Made the rounds of some of my favorite places today. First stop West Side Market, where I picked up andouille and chorizo sausages, saffron and arborio rice, and a little wheel of goat camembert. The place was mobbed. Also ate a felafel. Next stop Farkas Bakery for Napoleans. It smells so incedibly good inside becaise no walls separate the kitchen from the front of the shop. Note to self: when I need cheering up, I should just go there and inhale deeply for a few minutes Then back to the East side where I bought prosecco- Italian bubbly- at The Grapevine. I love this town, I really do.
Monthly Archives: December 2009
I’ve just discovered the most fantastic dessert. The official name is Engadiner Nusstorte. But at Zoss The Swiss Baker (12397 Cedar Road), the only place to get it in the Cleveland area, this excellent cake has been rechristened St. Moritz Nut Torte, a handle with more style that’s much easier for Americans to say.
Essentially it’s a caramelized walnut pie, similar to pecan pie but much much better and without the cloying over the top sugariness of corn syrup. A traditional creation from the southeastern part of Switzerland, the torte features a rich, buttery double crust with a cookie taste and texture. The filling is made with cream, walnuts, honey and sugar, a sweet but not too sweet combination that’s velvety smooth like frosting except for the nut chunks. The finished product is dense and a small slice is more than satisfying, so a little goes a long way. Delicious on it’s own and picture pretty, the torte is especially nice with a dollop of real whipped cream or vanilla ice cream.
What’s especially amazing about this cake is how well it keeps. I had a piece cut from one made weeks earlier and would never have known that it wasn’t freshly baked. This makes it ideal for gift giving and shipping. Also good to have on hand for serving unexpected company or bringing to a holiday gathering.
Kurt and Barbara Zoss only make this labor intensive preparation during the holiday season, and cakes must be special ordered. Call 2160368-4055 to make sure there’s one for your table, and one- or more- for some lucky people on your list.
These remarks from Mark Erickson, Vice President Dean of Culinary Education at The Culinary Institute of Education, struck me as particularly profound and representative of what is at the heart of Cleveland Ethnic Eats.
The challenge for chefs today is to not only be aware of authentic cuisines, but to truly understand them. Our customers are now well-traveled and culturally savvy, and they have come to expect a variety of world flavors, whether they’re dining out or shopping at the supermarket.
At the same time that we learn about new cuisines, it becomes our responsibility to protect and maintain our culinary heritage. Many traditions that have been passed from generation to generation are in danger of disappearing because of the fast-paced world in which we now live. Therefore, our approach to ingredients, cuisines and fundamental cooking techniques continues to be key to all culinary professionals — no matter how innovative and experienced we may be.

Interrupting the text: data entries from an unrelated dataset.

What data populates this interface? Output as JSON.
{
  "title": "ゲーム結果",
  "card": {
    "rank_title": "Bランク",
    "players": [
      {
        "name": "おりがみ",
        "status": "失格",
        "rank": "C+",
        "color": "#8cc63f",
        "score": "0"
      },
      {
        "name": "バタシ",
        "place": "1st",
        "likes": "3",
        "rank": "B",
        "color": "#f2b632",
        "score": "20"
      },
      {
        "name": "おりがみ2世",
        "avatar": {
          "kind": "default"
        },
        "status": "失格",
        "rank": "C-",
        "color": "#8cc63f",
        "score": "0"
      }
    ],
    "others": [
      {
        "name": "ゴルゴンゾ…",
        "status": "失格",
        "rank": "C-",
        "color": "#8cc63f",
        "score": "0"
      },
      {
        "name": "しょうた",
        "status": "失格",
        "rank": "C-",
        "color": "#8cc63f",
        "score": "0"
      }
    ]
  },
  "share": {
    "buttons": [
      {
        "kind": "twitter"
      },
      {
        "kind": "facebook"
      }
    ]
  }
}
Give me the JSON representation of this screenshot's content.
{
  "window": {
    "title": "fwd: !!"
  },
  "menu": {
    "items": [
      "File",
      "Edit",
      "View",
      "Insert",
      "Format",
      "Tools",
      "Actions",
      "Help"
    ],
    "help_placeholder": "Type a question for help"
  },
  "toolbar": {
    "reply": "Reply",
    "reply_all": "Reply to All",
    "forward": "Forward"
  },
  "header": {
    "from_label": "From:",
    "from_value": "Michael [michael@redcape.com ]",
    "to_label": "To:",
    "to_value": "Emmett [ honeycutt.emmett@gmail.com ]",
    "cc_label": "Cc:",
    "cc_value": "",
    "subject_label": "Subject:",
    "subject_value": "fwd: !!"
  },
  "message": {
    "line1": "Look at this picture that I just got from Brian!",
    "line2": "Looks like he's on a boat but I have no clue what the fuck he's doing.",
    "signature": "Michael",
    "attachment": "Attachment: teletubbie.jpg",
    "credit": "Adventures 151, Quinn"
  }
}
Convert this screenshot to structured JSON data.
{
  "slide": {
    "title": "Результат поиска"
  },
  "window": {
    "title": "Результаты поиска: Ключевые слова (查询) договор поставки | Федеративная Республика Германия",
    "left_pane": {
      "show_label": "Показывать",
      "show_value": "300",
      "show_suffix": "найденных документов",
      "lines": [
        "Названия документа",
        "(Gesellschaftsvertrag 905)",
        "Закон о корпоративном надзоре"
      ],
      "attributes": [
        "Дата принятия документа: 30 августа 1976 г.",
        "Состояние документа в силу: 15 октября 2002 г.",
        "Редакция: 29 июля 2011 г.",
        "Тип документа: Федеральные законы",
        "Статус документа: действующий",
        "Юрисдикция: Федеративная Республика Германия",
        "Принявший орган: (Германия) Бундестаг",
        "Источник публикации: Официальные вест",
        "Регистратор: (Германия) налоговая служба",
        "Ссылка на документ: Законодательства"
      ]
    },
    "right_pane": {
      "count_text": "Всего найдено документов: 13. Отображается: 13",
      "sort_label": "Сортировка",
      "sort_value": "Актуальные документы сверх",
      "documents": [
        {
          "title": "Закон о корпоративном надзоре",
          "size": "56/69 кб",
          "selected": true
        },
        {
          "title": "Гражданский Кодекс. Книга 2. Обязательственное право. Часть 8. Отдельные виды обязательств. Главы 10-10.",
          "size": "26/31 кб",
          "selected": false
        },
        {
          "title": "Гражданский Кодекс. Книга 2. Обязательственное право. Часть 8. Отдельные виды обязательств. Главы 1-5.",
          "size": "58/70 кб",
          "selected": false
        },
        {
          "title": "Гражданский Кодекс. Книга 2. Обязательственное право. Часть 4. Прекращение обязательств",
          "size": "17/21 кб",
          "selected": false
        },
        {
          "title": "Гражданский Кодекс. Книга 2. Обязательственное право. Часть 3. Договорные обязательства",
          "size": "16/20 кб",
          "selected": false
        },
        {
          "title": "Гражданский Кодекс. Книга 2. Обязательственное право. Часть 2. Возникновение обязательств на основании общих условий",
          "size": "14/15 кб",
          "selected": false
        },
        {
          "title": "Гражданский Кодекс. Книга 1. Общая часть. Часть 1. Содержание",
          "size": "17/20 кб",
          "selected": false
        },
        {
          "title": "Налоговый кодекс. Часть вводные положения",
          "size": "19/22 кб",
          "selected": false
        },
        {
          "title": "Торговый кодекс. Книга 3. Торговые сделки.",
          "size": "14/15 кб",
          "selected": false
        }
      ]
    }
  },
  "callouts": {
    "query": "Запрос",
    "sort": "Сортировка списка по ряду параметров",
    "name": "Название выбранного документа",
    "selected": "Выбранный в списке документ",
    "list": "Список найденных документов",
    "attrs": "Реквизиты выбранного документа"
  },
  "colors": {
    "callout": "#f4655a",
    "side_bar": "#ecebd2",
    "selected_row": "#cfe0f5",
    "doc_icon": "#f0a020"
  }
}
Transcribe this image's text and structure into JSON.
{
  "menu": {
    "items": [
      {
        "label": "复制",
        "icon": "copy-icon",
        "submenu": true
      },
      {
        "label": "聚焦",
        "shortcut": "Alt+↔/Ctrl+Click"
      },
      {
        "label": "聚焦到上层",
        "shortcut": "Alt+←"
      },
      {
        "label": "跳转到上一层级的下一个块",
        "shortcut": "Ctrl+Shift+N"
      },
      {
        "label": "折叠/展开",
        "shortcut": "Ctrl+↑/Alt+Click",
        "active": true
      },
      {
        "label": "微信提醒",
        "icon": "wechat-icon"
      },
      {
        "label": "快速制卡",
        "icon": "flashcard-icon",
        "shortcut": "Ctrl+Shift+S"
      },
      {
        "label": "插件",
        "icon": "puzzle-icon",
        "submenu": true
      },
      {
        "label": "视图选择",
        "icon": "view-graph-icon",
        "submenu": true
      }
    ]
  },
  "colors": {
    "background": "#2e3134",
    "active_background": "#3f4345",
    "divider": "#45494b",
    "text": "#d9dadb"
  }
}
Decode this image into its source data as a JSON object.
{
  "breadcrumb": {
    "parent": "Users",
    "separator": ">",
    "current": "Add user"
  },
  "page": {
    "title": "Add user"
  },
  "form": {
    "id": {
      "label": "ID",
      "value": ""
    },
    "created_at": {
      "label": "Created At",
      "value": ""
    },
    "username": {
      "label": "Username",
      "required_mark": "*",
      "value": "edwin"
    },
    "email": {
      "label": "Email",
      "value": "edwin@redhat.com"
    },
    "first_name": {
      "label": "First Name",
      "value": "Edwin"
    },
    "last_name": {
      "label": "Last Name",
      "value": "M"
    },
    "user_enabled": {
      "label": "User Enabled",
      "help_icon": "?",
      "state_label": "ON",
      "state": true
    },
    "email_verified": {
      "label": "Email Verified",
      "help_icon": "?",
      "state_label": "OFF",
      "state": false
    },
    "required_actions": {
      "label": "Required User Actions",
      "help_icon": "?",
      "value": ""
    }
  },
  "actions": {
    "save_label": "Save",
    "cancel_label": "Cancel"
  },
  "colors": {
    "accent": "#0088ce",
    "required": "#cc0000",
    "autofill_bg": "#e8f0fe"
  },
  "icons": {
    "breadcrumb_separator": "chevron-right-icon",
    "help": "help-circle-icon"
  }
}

We would not be where we are today if it weren’t for the work of those who came before us, and one can say that the past and the future are equally important to the culinary arts. That’s why our chefs and instructors are exploring both, through diverse, innovative research initiatives. They’re seeking to shed new light on the underlying science of our craft, preserve the art of time-honored culinary traditions, and share those results with the industry.